What is a Lottery?


A lottery is a game in which a number of players buy tickets with the hopes of winning a large sum of money. This is a form of gambling and may be organized in order to raise money for a good cause or a political party.

Lotteries have been a popular way to raise revenue for governments since the early centuries of the Christian era. They are usually simple to organize, inexpensive, easy to play, and popular with the general public. Moreover, they are often organized in a manner that provides a significant percentage of the profits to a charity or other worthy cause.

There are many types of lottery games, including raffles and instant lotteries, and they typically feature a single large jackpot prize (though some have several smaller ones). In general, the size of a jackpot increases with the amount of money staked on each ticket.

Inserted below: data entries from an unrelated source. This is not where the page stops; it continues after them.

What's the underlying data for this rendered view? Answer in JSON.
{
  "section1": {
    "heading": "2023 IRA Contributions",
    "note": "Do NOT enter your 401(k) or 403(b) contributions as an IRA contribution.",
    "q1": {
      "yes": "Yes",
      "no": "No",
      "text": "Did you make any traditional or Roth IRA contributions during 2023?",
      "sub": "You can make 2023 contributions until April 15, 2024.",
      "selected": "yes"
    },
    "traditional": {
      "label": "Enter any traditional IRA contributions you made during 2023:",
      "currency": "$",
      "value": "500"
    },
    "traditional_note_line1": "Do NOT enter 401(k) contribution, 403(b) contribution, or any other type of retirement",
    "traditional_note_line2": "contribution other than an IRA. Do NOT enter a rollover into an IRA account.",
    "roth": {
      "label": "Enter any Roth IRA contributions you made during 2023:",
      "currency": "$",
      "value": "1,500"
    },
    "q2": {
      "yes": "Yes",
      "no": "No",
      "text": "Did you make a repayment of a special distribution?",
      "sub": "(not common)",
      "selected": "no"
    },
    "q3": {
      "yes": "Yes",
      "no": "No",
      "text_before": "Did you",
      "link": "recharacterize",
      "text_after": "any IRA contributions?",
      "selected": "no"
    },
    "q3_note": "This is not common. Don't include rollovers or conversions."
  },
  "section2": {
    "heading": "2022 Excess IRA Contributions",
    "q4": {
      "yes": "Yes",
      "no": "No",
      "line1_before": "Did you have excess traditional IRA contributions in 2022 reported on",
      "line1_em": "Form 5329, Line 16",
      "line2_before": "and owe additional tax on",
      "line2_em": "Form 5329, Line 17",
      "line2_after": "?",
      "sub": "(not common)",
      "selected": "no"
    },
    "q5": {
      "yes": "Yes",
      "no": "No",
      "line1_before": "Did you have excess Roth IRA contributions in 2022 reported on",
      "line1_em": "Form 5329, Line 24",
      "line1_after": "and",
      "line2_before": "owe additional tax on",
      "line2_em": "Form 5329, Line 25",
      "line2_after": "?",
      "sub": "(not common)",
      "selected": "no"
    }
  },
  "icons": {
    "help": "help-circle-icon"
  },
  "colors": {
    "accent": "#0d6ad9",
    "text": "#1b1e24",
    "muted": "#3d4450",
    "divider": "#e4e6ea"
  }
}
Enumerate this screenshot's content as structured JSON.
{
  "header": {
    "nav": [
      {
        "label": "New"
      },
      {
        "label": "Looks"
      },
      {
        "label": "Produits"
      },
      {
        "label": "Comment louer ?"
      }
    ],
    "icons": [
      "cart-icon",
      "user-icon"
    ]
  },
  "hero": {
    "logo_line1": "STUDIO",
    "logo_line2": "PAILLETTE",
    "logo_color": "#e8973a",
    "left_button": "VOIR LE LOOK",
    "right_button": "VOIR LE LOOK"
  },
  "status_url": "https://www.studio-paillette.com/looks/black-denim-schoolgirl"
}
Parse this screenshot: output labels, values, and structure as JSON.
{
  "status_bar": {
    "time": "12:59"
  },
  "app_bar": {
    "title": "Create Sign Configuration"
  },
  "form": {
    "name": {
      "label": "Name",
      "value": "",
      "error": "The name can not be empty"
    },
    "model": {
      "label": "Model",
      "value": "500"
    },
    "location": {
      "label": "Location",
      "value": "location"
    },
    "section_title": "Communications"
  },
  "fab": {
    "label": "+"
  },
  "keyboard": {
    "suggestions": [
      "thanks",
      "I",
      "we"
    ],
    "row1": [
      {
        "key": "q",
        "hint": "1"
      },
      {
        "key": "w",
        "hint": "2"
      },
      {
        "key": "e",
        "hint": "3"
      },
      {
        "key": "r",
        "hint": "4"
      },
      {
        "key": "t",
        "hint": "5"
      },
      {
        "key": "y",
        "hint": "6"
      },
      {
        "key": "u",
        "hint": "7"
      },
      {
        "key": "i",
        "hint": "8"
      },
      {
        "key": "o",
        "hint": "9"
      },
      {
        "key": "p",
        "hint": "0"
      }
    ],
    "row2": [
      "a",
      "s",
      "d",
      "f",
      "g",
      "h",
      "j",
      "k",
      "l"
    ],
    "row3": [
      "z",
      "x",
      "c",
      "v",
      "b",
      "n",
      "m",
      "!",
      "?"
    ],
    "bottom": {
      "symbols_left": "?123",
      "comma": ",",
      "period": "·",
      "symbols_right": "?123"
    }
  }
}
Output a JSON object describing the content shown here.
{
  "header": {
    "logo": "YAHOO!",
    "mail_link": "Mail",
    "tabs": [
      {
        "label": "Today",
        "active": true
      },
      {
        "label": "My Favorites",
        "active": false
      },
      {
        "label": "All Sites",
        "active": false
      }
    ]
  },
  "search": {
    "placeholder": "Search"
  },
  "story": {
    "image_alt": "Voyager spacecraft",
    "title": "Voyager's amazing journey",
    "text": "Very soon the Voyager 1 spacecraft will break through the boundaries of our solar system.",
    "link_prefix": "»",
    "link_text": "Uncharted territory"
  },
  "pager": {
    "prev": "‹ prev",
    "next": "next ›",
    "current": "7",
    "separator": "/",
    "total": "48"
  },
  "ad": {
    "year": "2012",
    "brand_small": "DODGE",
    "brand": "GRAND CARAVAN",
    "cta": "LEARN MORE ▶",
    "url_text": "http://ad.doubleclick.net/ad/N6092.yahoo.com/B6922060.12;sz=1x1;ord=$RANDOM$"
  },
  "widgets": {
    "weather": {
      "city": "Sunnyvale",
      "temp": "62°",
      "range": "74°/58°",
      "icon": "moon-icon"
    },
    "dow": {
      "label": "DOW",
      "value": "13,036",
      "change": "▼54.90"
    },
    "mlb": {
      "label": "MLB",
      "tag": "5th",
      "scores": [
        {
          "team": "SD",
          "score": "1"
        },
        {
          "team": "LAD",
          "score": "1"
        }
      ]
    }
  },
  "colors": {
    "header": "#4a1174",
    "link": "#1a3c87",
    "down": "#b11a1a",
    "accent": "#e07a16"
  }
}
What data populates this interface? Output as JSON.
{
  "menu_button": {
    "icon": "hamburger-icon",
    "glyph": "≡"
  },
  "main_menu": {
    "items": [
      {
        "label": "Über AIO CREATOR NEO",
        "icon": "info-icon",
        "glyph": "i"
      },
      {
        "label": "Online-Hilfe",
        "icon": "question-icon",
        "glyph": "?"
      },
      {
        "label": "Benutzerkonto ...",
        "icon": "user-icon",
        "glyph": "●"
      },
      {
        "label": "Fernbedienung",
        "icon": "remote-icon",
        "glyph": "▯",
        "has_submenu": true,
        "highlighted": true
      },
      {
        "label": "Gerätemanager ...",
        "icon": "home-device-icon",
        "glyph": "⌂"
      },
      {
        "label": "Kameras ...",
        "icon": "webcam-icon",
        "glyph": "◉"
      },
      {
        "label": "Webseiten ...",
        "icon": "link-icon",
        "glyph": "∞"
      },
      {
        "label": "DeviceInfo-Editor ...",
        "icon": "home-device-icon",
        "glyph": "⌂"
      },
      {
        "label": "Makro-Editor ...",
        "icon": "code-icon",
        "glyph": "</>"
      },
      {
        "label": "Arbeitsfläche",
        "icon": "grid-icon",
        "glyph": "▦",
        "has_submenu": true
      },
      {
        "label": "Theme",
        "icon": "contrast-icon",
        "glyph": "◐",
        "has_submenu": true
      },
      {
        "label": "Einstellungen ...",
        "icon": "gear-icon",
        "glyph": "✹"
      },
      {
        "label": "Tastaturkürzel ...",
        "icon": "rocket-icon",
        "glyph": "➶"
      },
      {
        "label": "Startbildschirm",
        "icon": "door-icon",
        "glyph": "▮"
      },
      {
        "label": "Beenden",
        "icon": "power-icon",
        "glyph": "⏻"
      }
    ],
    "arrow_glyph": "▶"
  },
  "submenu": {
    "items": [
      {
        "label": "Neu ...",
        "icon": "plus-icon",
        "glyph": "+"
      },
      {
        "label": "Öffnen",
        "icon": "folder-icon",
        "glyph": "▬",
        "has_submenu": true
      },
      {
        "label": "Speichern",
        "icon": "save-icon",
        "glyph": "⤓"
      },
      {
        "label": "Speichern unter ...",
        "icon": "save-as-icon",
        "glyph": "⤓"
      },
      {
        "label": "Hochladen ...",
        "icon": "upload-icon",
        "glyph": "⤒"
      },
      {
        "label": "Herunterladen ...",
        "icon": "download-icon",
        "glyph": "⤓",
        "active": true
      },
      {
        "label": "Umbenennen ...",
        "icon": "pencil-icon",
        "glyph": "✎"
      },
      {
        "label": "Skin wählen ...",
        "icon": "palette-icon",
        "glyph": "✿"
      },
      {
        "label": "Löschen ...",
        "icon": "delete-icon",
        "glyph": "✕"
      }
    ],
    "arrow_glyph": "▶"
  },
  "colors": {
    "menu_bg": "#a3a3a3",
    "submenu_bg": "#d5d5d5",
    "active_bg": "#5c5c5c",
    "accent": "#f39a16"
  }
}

The first recorded lotteries appeared in the Low Countries in the 15th century, raising funds for town fortifications or to help the poor. The word “lottery” comes from the Dutch noun ‘lot’, meaning ‘fate’ or ‘luck’.

Until the mid-1970s, state lotteries operated largely as raffles or other games of chance. In the 1970s, however, they began to introduce new games that drew a much larger audience. These innovations prompted a variety of complaints, including targeting of poorer people and increased opportunities for problem gamblers.

One of the most popular and lucrative lottery games is the Mega Millions, a daily numbers game with a prize of $500 million or more. It has been the source of billions in profits for various states, and its popularity is growing.

Another very popular lottery is the Powerball, which has a jackpot prize of $100 million or more. Its popularity is fueled by its huge prize pool and the fact that it attracts a large number of people to buy tickets.

If you want to try your hand at the lottery but don’t have time for a full drawing, try picking three numbers and playing them in any order. This is called a “Pick Three” or, in Canada, a “Pick Four.”

Most modern lotteries also offer a random-picking option that lets a computer choose a set of numbers for you. This is an inexpensive alternative to the traditional way of picking your own numbers, but offers slimmer odds of winning.

The lottery is a very lucrative form of gambling that has been popular in many countries for centuries, particularly the United States and the Netherlands. It has become an important source of funding for a variety of government projects, such as roads and hospitals.

A lottery can be very profitable if it is run well and is promoted properly. However, it can be a major drain on the economy if it is not.

In addition to contributing to the economy, lottery revenue can be a major source of tax revenues for many governments. In the United States, for example, players contribute billions of dollars in taxes that could be spent elsewhere.